To be sure, obsessions are hard to deal with in literature and the way Koch tries to convey them in the novel is, to all intents and purposes, descriptive. As a mainstream – if not classicist – novelist, he can get away with it. But one would need to turn to a late modernist-cum-neo-baroque writer like Antoni Jach to get a feel of the inner workings of obsession in print. The Weekly Card Game is the perfect example of how a writer can skilfully incorporate obsession into his tale without having recourse to spelling things out.
However, all quibbles aside, The Memory Room, which deals with some of the irrational and mysterious impulses in the human psyche, promises to be a well-thumbed Koch novel.

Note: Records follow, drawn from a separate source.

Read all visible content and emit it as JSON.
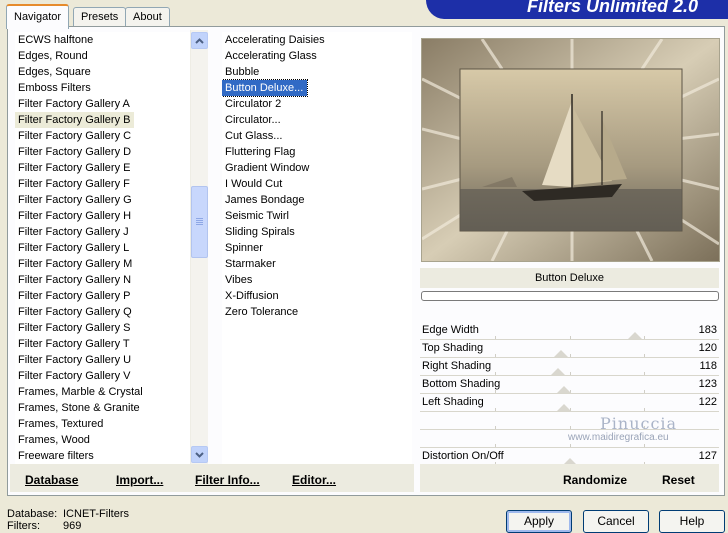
{
  "tabs": [
    {
      "label": "Navigator"
    },
    {
      "label": "Presets"
    },
    {
      "label": "About"
    }
  ],
  "banner": {
    "title": "Filters Unlimited 2.0"
  },
  "categories": [
    "ECWS halftone",
    "Edges, Round",
    "Edges, Square",
    "Emboss Filters",
    "Filter Factory Gallery A",
    "Filter Factory Gallery B",
    "Filter Factory Gallery C",
    "Filter Factory Gallery D",
    "Filter Factory Gallery E",
    "Filter Factory Gallery F",
    "Filter Factory Gallery G",
    "Filter Factory Gallery H",
    "Filter Factory Gallery J",
    "Filter Factory Gallery L",
    "Filter Factory Gallery M",
    "Filter Factory Gallery N",
    "Filter Factory Gallery P",
    "Filter Factory Gallery Q",
    "Filter Factory Gallery S",
    "Filter Factory Gallery T",
    "Filter Factory Gallery U",
    "Filter Factory Gallery V",
    "Frames, Marble & Crystal",
    "Frames, Stone & Granite",
    "Frames, Textured",
    "Frames, Wood",
    "Freeware filters"
  ],
  "selected_category": "Filter Factory Gallery B",
  "filters": [
    "Accelerating Daisies",
    "Accelerating Glass",
    "Bubble",
    "Button Deluxe...",
    "Circulator 2",
    "Circulator...",
    "Cut Glass...",
    "Fluttering Flag",
    "Gradient Window",
    "I Would Cut",
    "James Bondage",
    "Seismic Twirl",
    "Sliding Spirals",
    "Spinner",
    "Starmaker",
    "Vibes",
    "X-Diffusion",
    "Zero Tolerance"
  ],
  "selected_filter": "Button Deluxe...",
  "preview": {
    "filter_name": "Button Deluxe"
  },
  "sliders": [
    {
      "label": "Edge Width",
      "value": "183",
      "level": 0.72
    },
    {
      "label": "Top Shading",
      "value": "120",
      "level": 0.47
    },
    {
      "label": "Right Shading",
      "value": "118",
      "level": 0.46
    },
    {
      "label": "Bottom Shading",
      "value": "123",
      "level": 0.48
    },
    {
      "label": "Left Shading",
      "value": "122",
      "level": 0.48
    },
    {
      "label": "",
      "value": "",
      "level": null
    },
    {
      "label": "",
      "value": "",
      "level": null
    },
    {
      "label": "Distortion On/Off",
      "value": "127",
      "level": 0.5
    }
  ],
  "links": {
    "database": "Database",
    "import": "Import...",
    "filter_info": "Filter Info...",
    "editor": "Editor...",
    "randomize": "Randomize",
    "reset": "Reset"
  },
  "status": {
    "database_label": "Database:",
    "database_value": "ICNET-Filters",
    "filters_label": "Filters:",
    "filters_value": "969"
  },
  "buttons": {
    "apply": "Apply",
    "cancel": "Cancel",
    "help": "Help"
  },
  "watermark": {
    "line1": "Pinuccia",
    "line2": "www.maidiregrafica.eu"
  },
  "colors": {
    "selection": "#316ac5",
    "banner": "#1d2fa8",
    "tab_accent": "#e68b2c"
  }
}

Jean-François Vernay is currently selecting essays with Dr. Nathanael O’Reilly for a special issue of New York-based journal Antipodes on fear-related topics in Australian literature due out in 2009.